Reposted from The Huntington Herald-Dispatch (7.8.2010)
If there's one thing The Renfields know about, it's horror movies. That, and turning their favorite horror flicks into catchy punk rock songs.
The undead Clarksburg, W.Va.-based "Transylvania pogo punk" (horror-based punk music where the listeners dance up and down) outfit comes to Huntington Saturday, July 10, for a show at Shamrock's Irish Pub with a new CD and a re-animated lineup.
You can say that on their new release, "Stalk and Slash Splatterama Part 2: Exploitation Extravaganza," they've taken on more of a death metal or thrash sound. But, just because there's a werewolf in the band, you won't catch The Renfields at the new "Twilight" movie.
"Absolutely not a fan of the 'Twilight' series," said singer-guitarist Vincent Renfield in a telephone interview. "It's not horror. It's some sort of romantic fairy tale for teenage girls.
"Without a doubt, vampires playing baseball is (expletive). We're not big vampire fans. There are no vampires in The Renfields, and never will be. Of all the people in Transylvania, vampires are the most whiny and least desirable to be around, kind of like emo kids here in the states."
While bands are known to write songs about their favorite kinds of rims, Satan or who they want to be president, all of The Renfields' songs are about horror movies. That, and life as an undead teenage punk band growing up in Transylvania.
Fitting into a particular music scene with their fun, horror-themed punk rock stylings and onstage costumes has not always been easy for the band.
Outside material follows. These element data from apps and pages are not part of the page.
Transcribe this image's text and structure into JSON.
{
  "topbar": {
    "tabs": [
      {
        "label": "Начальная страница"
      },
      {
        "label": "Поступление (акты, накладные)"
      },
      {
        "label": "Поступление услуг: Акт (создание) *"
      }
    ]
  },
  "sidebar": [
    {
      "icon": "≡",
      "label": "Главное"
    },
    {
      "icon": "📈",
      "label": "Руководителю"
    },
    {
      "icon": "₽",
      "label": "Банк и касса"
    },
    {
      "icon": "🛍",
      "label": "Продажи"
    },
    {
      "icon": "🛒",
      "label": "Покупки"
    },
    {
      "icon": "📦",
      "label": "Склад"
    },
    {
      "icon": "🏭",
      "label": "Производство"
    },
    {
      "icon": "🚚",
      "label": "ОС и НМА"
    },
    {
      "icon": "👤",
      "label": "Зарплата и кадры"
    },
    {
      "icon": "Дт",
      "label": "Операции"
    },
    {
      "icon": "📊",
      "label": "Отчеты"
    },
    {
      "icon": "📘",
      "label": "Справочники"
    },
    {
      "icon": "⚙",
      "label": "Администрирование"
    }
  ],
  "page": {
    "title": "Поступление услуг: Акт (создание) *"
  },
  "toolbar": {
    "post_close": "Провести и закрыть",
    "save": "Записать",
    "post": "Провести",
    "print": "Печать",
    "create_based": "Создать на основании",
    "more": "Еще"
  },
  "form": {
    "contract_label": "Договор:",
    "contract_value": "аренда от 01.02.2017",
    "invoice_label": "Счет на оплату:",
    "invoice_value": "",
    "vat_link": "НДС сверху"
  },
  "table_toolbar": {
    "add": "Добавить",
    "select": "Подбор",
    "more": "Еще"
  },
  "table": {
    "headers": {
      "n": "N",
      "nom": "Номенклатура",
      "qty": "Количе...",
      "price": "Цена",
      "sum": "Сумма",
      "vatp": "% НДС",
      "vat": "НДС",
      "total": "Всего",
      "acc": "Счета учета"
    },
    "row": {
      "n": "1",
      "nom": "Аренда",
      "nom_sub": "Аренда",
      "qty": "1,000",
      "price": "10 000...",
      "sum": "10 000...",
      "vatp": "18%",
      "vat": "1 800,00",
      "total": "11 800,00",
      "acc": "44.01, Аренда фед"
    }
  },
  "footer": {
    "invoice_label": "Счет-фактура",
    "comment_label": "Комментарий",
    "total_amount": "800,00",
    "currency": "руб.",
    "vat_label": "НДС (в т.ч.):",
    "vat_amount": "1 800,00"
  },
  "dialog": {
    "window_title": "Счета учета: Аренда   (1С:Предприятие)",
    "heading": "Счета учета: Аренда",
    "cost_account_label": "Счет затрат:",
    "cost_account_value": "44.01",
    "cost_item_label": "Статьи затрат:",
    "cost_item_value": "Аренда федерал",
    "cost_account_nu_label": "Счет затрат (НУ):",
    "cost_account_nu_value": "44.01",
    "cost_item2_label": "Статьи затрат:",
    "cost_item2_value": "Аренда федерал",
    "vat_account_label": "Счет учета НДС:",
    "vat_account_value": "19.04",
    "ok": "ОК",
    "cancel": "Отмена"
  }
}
But Renfield said that events like the Zombie Walk at West Virginia University and horror conventions like HorrorHound Weekend in Cincinnati, and Cinema Wasteland in Cleveland are and will continue to be friendly environments for The Renfields to play.
"Whenever we go to a horror event, I always feel like that's our scene," he said. "When we can walk around and meet people in horror shirts, they understand the lyrics, and they get the music, they understand exactly where we come from. If there's anything I focus on, it's the lyrics, and making them relevant to the movies and including as many quotes from the movies, and having little "in" jokes; it's always cool."
While The Renfields were originally more influenced by the fun and catchy punk sounds of bands like The Ramones and The Mummies, more recent influences include King Diamond and Mercyful Fate, Renfield said, explaining the harder, scarier tone on the new CD.
"I wanted to reflect the tone of each film in the songs, and just being that it was the exploitation genre, it came out more death metal or thrash or whatever," he said.
"When I sat down to write "New York Ripper," it's violent, with over the top gore, and in my mind I wanted the song to make me feel the same way when I watch the movie. Trying to make every song fit the movie and make it feel like another aspect of watching the movie instead of fitting lyrics into the standard four chords.
"We didn't intentionally try to get heavier, I just think it was based on the subject matter," he added. "I thought it was kind of cool we could go the opposite way, away from the past punk sound."
The Renfields' love of all things horror includes playing extended samples of the movies in between and inside of their songs about the same horror movies. It's a total package, he said, one that they'll never stray from.
"As protective as I am about the samples and keeping them intact, I am about making sure our songs are about horror movies or Transylvania," he said. "I want to make sure that that we stick to what we're doing. A lot of times bands get to the place where they've done whatever it is they're singing about and they get pretentious or sing about something ridiculous. But for us, horror is the cause. If we're ever gonna ever organize a rally, it will be to protest some awful horror movie remake."
So, after turning what was a one-man operation, recording songs on a four-track with a drum machine in mono, Renfield said the band is where it will always be, on the couch watching horror flicks, and making music in true punk rock fashion.
"I don't know if it has to do with setting your goals ultra low," he said of the band's journey. "I don't know really how to play guitar or really know much about music. It's my basic rudimentary skills, and wearing pumpkin makeup just to get out of the crypt or the basement.
There were no expectations or anything, we just wanted to play songs about our favorite horror movies."
If you go:
What: The Renfields, Down Goes Frazier, Enoch
Where: Shamrock's Irish Pub, 2050 3rd Ave., Huntington
When: 10 p.m., Saturday July 10